Production of CMAH Knockout Preimplantation Embryos Derived From Immortalized Porcine Cells Via TALE Nucleases
- Moon, JoonHo; Lee, Choongil; Kim, Su Jin; Choi, Ji-Yei; Lee, Byeong-Chun; Kim, Jin-Soo; Jang, Goo
- Issue Date
- Molecular Therapy - Nucleic Acids, Vol.3, p. e166
- CMAH knockout; immortalization; somatic cell nuclear transfer; transcription activator-like effector nuclease
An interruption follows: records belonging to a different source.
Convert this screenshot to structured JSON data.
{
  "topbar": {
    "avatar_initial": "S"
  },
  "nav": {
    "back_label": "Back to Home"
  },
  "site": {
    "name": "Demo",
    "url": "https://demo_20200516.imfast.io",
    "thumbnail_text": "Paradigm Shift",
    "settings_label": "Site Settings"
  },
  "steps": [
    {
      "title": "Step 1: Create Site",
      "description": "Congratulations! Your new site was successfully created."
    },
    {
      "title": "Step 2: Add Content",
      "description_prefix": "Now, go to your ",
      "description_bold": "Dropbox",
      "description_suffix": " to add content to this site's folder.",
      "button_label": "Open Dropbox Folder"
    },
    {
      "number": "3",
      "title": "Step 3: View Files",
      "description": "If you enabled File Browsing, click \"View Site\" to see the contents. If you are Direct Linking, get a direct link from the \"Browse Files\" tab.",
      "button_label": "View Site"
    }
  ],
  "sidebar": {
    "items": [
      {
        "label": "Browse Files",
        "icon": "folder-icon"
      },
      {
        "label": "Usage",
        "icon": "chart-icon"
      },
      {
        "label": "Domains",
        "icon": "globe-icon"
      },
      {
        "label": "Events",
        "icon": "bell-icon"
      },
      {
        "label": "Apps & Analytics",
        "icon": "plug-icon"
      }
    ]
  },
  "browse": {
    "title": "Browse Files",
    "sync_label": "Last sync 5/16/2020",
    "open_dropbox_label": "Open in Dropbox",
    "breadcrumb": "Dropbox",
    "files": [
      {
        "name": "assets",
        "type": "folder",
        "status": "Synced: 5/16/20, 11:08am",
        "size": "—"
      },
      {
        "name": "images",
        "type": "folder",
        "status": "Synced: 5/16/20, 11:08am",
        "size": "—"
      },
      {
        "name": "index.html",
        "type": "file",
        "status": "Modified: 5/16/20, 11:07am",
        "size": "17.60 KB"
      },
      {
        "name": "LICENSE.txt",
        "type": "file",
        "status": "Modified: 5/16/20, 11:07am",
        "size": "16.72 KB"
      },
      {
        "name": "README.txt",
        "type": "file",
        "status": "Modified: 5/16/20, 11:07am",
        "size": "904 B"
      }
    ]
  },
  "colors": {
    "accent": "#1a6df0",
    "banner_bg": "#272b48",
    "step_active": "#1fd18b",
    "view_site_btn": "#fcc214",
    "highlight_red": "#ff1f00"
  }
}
- Although noncancerous immortalized cell lines have been developed by introducing genes into human and murine somatic cells, such cell lines have not been available in large domesticated animals like pigs. For immortalizing porcine cells, primary porcine fetal fibroblasts were isolated and cultured using the human telomerase reverse transcriptase (hTERT) gene. After selecting cells with neomycin for 2 weeks, outgrowing colonized cells were picked up and subcultured for expansion. Immortalized cells were cultured for more than 9 months without changing their doubling time (similar to 24 hours) or their diameter (< 20 mu m) while control cells became replicatively senescent during the same period. Even a single cell expanded to confluence in 100 mm dishes. Furthermore, to knockout the CMAH gene, designed plasmids encoding a transcription activator-like effector nuclease (TALENs) pairs were transfected into the immortalized cells. Each single colony was analyzed by the mutation-sensitive T7 endonuclease I assay, fluorescent PCR, and dideoxy sequencing to obtain three independent clonal populations of cells that contained biallelic modifications. One CMAH knockout clone was chosen and used for somatic cell nuclear transfer. Cloned embryos developed to the blastocyst stage. In conclusion, we demonstrated that immortalized porcine fibroblasts were successfully established using the human hTERT gene, and the TALENs enabled biallelic gene disruptions in these immortalized cells.